• Exercise directions: Count the lines in the entries that contain the string "https". State nothing but the number.

(Records from a data source)
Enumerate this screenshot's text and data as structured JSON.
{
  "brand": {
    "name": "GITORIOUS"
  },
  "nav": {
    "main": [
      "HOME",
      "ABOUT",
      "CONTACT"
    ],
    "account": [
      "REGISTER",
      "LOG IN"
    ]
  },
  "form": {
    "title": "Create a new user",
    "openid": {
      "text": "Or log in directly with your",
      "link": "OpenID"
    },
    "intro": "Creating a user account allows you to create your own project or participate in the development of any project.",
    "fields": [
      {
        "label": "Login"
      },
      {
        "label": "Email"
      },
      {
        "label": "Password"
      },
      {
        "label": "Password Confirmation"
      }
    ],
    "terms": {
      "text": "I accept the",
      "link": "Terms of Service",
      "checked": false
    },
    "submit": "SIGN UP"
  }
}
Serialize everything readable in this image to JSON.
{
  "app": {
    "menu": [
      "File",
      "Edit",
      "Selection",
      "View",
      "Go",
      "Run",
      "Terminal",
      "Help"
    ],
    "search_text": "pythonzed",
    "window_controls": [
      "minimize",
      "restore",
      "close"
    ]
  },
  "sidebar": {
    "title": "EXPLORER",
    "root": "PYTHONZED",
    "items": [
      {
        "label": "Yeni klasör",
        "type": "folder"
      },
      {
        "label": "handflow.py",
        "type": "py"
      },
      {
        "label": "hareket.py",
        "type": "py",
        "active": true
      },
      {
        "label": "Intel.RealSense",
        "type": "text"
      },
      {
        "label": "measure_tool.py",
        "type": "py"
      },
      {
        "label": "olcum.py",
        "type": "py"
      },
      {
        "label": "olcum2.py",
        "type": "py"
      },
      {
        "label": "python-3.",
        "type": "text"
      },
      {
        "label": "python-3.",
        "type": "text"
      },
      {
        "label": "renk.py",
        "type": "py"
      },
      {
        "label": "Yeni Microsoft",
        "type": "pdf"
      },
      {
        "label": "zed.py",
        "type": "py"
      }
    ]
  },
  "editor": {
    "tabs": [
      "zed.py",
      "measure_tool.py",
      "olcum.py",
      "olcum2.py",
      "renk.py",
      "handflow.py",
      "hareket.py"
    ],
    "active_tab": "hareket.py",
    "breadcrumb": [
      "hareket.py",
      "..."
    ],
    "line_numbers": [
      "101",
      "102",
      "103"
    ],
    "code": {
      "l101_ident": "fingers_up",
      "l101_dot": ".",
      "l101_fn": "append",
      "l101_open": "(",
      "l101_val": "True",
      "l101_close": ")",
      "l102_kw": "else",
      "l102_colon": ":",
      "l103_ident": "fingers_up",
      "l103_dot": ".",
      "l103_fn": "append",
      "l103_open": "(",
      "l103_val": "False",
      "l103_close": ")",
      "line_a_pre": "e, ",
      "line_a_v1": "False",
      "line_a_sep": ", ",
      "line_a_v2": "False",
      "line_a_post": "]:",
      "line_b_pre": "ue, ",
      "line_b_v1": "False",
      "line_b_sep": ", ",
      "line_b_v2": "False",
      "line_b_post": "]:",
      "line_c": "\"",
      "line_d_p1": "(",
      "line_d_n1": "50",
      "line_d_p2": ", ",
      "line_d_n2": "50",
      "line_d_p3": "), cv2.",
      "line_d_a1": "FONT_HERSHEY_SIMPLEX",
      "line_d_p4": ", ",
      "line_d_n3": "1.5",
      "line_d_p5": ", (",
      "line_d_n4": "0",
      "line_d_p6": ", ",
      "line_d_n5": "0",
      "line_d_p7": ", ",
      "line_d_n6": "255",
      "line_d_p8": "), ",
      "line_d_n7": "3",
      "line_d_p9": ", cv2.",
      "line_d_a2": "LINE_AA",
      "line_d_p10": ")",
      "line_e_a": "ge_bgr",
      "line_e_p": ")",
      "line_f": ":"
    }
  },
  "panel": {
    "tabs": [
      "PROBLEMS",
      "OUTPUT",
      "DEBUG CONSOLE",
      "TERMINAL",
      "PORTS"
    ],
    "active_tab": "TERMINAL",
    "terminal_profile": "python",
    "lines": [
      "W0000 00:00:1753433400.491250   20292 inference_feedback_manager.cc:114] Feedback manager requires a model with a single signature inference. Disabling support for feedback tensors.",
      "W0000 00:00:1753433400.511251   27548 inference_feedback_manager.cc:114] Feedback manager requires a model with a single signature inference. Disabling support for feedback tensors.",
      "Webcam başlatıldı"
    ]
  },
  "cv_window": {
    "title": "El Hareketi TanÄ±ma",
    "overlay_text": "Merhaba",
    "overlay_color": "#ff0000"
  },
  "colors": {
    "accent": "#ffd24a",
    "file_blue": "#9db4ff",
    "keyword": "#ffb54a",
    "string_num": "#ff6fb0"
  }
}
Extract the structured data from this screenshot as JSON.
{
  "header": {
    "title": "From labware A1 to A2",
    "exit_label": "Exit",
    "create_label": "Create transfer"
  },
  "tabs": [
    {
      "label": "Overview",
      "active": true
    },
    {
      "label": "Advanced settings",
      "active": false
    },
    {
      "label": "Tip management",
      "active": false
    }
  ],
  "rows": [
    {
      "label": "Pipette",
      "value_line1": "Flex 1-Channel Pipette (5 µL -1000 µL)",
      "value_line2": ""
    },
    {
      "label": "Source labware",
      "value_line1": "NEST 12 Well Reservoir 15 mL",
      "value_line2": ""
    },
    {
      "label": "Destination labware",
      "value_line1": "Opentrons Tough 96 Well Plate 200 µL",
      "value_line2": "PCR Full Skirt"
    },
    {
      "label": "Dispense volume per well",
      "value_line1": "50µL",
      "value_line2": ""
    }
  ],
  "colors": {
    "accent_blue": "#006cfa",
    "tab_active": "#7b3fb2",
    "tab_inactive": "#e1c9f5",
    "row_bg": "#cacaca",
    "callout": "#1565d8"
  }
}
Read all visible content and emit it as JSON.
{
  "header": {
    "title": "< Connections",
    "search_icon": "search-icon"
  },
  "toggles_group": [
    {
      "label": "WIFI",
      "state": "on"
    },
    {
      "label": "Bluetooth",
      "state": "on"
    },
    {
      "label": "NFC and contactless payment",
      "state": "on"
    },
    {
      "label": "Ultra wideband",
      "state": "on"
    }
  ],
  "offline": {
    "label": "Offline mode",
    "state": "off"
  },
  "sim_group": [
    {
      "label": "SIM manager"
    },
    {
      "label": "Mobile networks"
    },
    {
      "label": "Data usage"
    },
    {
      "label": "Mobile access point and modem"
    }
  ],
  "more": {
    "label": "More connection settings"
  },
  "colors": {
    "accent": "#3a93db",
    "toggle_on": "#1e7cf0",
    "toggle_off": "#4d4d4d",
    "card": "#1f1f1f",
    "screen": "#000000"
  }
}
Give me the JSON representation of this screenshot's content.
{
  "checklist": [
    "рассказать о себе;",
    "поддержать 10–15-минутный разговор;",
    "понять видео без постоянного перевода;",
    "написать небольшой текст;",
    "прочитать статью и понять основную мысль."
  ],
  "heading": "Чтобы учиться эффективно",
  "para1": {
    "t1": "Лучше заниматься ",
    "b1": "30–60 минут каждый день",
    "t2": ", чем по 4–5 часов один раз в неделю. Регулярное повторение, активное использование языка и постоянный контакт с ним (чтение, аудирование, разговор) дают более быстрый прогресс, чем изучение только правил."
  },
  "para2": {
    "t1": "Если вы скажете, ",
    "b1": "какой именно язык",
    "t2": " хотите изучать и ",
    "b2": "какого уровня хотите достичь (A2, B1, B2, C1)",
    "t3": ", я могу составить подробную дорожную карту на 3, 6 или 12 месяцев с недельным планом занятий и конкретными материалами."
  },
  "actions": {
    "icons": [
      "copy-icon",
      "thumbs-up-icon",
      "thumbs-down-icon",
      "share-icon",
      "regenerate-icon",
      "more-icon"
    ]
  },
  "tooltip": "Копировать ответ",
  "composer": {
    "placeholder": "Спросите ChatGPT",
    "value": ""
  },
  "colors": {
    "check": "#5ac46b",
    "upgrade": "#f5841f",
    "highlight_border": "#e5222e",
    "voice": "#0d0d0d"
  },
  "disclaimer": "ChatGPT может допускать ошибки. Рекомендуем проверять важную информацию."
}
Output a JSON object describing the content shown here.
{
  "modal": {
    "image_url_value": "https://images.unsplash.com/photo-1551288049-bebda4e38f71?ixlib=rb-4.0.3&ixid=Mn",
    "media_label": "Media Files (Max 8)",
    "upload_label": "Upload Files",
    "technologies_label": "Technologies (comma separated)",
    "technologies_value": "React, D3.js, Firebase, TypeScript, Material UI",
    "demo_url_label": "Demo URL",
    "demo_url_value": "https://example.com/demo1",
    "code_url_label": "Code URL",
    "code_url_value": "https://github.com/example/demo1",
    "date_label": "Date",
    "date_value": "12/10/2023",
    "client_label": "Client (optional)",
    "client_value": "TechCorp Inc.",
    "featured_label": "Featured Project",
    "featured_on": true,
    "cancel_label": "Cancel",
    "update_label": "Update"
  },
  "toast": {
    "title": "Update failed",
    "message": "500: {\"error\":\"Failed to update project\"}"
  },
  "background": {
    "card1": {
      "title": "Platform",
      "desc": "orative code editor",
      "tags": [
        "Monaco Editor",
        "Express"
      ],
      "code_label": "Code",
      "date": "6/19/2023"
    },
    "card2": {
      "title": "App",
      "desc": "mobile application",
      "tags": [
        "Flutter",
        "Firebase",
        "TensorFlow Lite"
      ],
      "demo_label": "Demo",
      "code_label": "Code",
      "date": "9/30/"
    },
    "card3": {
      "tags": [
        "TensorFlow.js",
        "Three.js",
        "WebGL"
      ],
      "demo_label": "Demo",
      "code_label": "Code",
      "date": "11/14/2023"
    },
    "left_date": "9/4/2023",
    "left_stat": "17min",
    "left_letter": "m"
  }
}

• Response: 3